» **Task description**
Show all lines below holding the string "Transaction".

(Data for this exercise)

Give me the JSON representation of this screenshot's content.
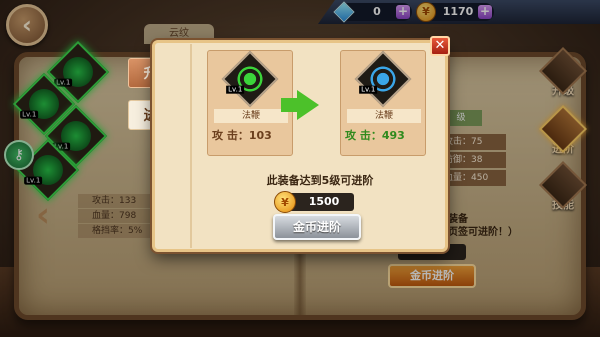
{
  "currency": {
    "gems": "0",
    "gold": "1170",
    "plus": "+"
  },
  "background": {
    "cloud_tab": "云纹",
    "left_stats": [
      "攻击：133",
      "血量：798",
      "格挡率：5%"
    ],
    "right_grade": "级",
    "right_stats": [
      "攻击：75",
      "防御：38",
      "血量：450"
    ],
    "right_text_line1": "装备",
    "right_text_line2": "页签可进阶！）",
    "right_button": "金币进阶"
  },
  "left_equip_levels": [
    "Lv.1",
    "Lv.1",
    "Lv.1",
    "Lv.1"
  ],
  "side_nav": [
    {
      "label": "升级"
    },
    {
      "label": "进阶"
    },
    {
      "label": "技能"
    }
  ],
  "modal": {
    "tabs": [
      {
        "label": "升 级"
      },
      {
        "label": "进 阶"
      }
    ],
    "current": {
      "level": "Lv.1",
      "name": "法鞭",
      "stat": "攻 击：103",
      "color": "#3bd43a"
    },
    "next": {
      "level": "Lv.1",
      "name": "法鞭",
      "stat": "攻 击：493",
      "color": "#3aa6e8"
    },
    "requirement": "此装备达到5级可进阶",
    "cost": "1500",
    "button": "金币进阶"
  },
  "icons": {
    "back": "chevron-left-icon",
    "close": "close-icon",
    "gem": "diamond-icon",
    "coin": "gold-coin-icon",
    "key": "key-icon"
  }
}
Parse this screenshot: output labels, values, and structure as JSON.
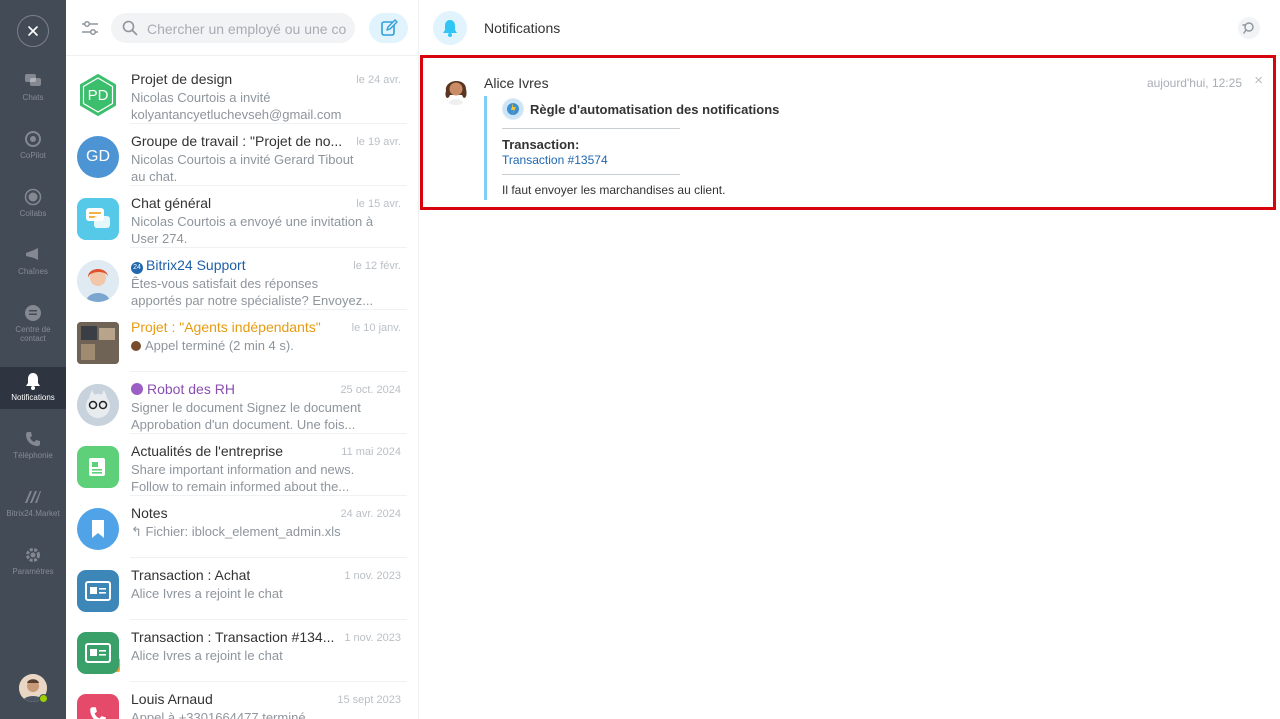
{
  "rail": {
    "items": [
      {
        "label": "Chats",
        "icon": "chat-icon"
      },
      {
        "label": "CoPilot",
        "icon": "copilot-icon"
      },
      {
        "label": "Collabs",
        "icon": "collabs-icon"
      },
      {
        "label": "Chaînes",
        "icon": "megaphone-icon"
      },
      {
        "label": "Centre de contact",
        "icon": "contact-center-icon"
      },
      {
        "label": "Notifications",
        "icon": "bell-icon"
      },
      {
        "label": "Téléphonie",
        "icon": "phone-icon"
      },
      {
        "label": "Bitrix24.Market",
        "icon": "market-icon"
      },
      {
        "label": "Paramètres",
        "icon": "gear-icon"
      }
    ]
  },
  "search": {
    "placeholder": "Chercher un employé ou une conve"
  },
  "chats": [
    {
      "title": "Projet de design",
      "date": "le 24 avr.",
      "line1": "Nicolas Courtois a invité",
      "line2": "kolyantancyetluchevseh@gmail.com",
      "avatar_text": "PD",
      "avatar_color": "#3bbf6c",
      "title_color": "#333333"
    },
    {
      "title": "Groupe de travail : \"Projet de no...",
      "date": "le 19 avr.",
      "line1": "Nicolas Courtois a invité Gerard Tibout",
      "line2": "au chat.",
      "avatar_text": "GD",
      "avatar_color": "#4c94d4",
      "title_color": "#333333"
    },
    {
      "title": "Chat général",
      "date": "le 15 avr.",
      "line1": "Nicolas Courtois a envoyé une invitation à",
      "line2": "User 274.",
      "avatar_text": "",
      "avatar_color": "#56c8e8",
      "title_color": "#333333"
    },
    {
      "title": "Bitrix24 Support",
      "date": "le 12 févr.",
      "line1": "Êtes-vous satisfait des réponses",
      "line2": "apportés par notre spécialiste? Envoyez...",
      "avatar_text": "",
      "avatar_color": "#d7e4f0",
      "title_color": "#1f5faa"
    },
    {
      "title": "Projet : \"Agents indépendants\"",
      "date": "le 10 janv.",
      "line1": "Appel terminé (2 min 4 s).",
      "line2": "",
      "avatar_text": "",
      "avatar_color": "#8a7b6a",
      "title_color": "#e89b10"
    },
    {
      "title": "Robot des RH",
      "date": "25 oct. 2024",
      "line1": "Signer le document Signez le document",
      "line2": "Approbation d'un document. Une fois...",
      "avatar_text": "",
      "avatar_color": "#c9d3dc",
      "title_color": "#8a4fb0"
    },
    {
      "title": "Actualités de l'entreprise",
      "date": "11 mai 2024",
      "line1": "Share important information and news.",
      "line2": "Follow to remain informed about the...",
      "avatar_text": "",
      "avatar_color": "#5fd07a",
      "title_color": "#333333"
    },
    {
      "title": "Notes",
      "date": "24 avr. 2024",
      "line1": "↰ Fichier: iblock_element_admin.xls",
      "line2": "",
      "avatar_text": "",
      "avatar_color": "#4fa3e6",
      "title_color": "#333333"
    },
    {
      "title": "Transaction : Achat",
      "date": "1 nov. 2023",
      "line1": "Alice Ivres a rejoint le chat",
      "line2": "",
      "avatar_text": "",
      "avatar_color": "#3d87b8",
      "title_color": "#333333"
    },
    {
      "title": "Transaction : Transaction #134...",
      "date": "1 nov. 2023",
      "line1": "Alice Ivres a rejoint le chat",
      "line2": "",
      "avatar_text": "",
      "avatar_color": "#3aa06a",
      "title_color": "#333333"
    },
    {
      "title": "Louis Arnaud",
      "date": "15 sept 2023",
      "line1": "Appel à +3301664477 terminé.",
      "line2": "",
      "avatar_text": "",
      "avatar_color": "#e64a6b",
      "title_color": "#333333"
    }
  ],
  "main": {
    "title": "Notifications",
    "notification": {
      "author": "Alice Ivres",
      "time": "aujourd'hui, 12:25",
      "close": "×",
      "bot_name": "Règle d'automatisation des notifications",
      "label": "Transaction:",
      "link": "Transaction #13574",
      "message": "Il faut envoyer les marchandises au client."
    }
  },
  "colors": {
    "highlight_border": "#d8040d",
    "accent": "#2fc6f6",
    "rail_bg": "#434b57"
  }
}
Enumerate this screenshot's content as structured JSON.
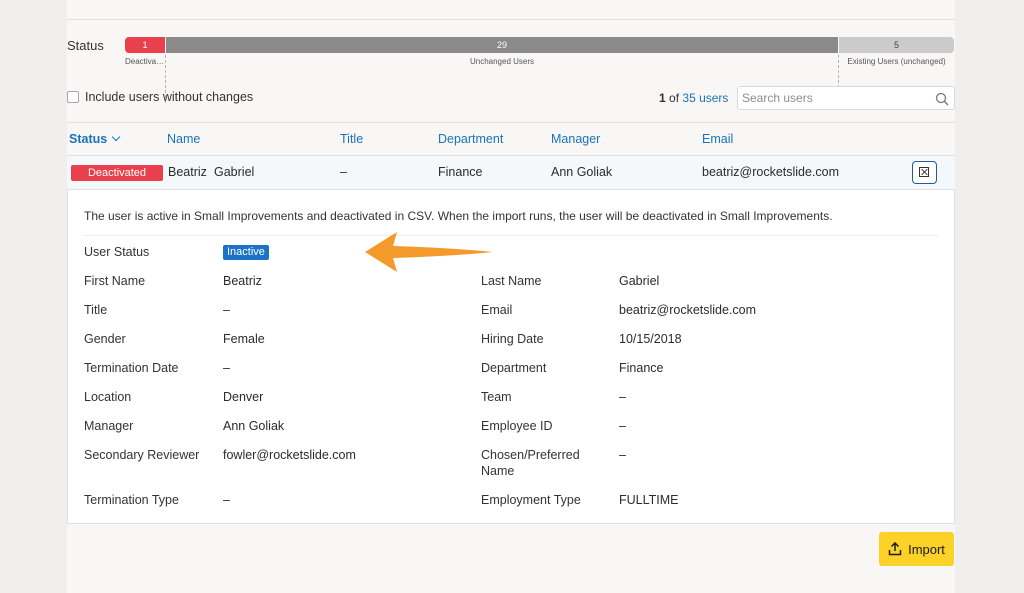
{
  "status_bar": {
    "label": "Status",
    "segments": [
      {
        "count": "1",
        "caption": "Deactivated Users"
      },
      {
        "count": "29",
        "caption": "Unchanged Users"
      },
      {
        "count": "5",
        "caption": "Existing Users (unchanged)"
      }
    ]
  },
  "filters": {
    "include_label": "Include users without changes",
    "count_current": "1",
    "count_of": "of",
    "count_total": "35 users",
    "search_placeholder": "Search users"
  },
  "table": {
    "headers": {
      "status": "Status",
      "name": "Name",
      "title": "Title",
      "department": "Department",
      "manager": "Manager",
      "email": "Email"
    },
    "row": {
      "status": "Deactivated",
      "first_name": "Beatriz",
      "last_name": "Gabriel",
      "title": "–",
      "department": "Finance",
      "manager": "Ann Goliak",
      "email": "beatriz@rocketslide.com"
    }
  },
  "details": {
    "message": "The user is active in Small Improvements and deactivated in CSV. When the import runs, the user will be deactivated in Small Improvements.",
    "user_status_label": "User Status",
    "user_status_value": "Inactive",
    "left": [
      {
        "label": "First Name",
        "value": "Beatriz"
      },
      {
        "label": "Title",
        "value": "–"
      },
      {
        "label": "Gender",
        "value": "Female"
      },
      {
        "label": "Termination Date",
        "value": "–"
      },
      {
        "label": "Location",
        "value": "Denver"
      },
      {
        "label": "Manager",
        "value": "Ann Goliak"
      },
      {
        "label": "Secondary Reviewer",
        "value": "fowler@rocketslide.com"
      },
      {
        "label": "Termination Type",
        "value": "–"
      }
    ],
    "right": [
      {
        "label": "Last Name",
        "value": "Gabriel"
      },
      {
        "label": "Email",
        "value": "beatriz@rocketslide.com"
      },
      {
        "label": "Hiring Date",
        "value": "10/15/2018"
      },
      {
        "label": "Department",
        "value": "Finance"
      },
      {
        "label": "Team",
        "value": "–"
      },
      {
        "label": "Employee ID",
        "value": "–"
      },
      {
        "label": "Chosen/Preferred Name",
        "value": "–"
      },
      {
        "label": "Employment Type",
        "value": "FULLTIME"
      }
    ]
  },
  "actions": {
    "import_label": "Import"
  },
  "colors": {
    "deactivated": "#e8414d",
    "unchanged": "#8a8a8a",
    "existing": "#cbcbcb",
    "accent_blue": "#1a73b8",
    "import_button": "#fcd228",
    "annotation_arrow": "#f39a2b"
  },
  "icons": {
    "sort": "chevron-down-icon",
    "search": "search-icon",
    "close": "close-icon",
    "import": "upload-icon"
  }
}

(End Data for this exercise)

» **Result of this exercise**
      "title": "Transaction : Achat",
      "title": "Transaction : Transaction #134...",
      "label": "Transaction:",
      "link": "Transaction #13574",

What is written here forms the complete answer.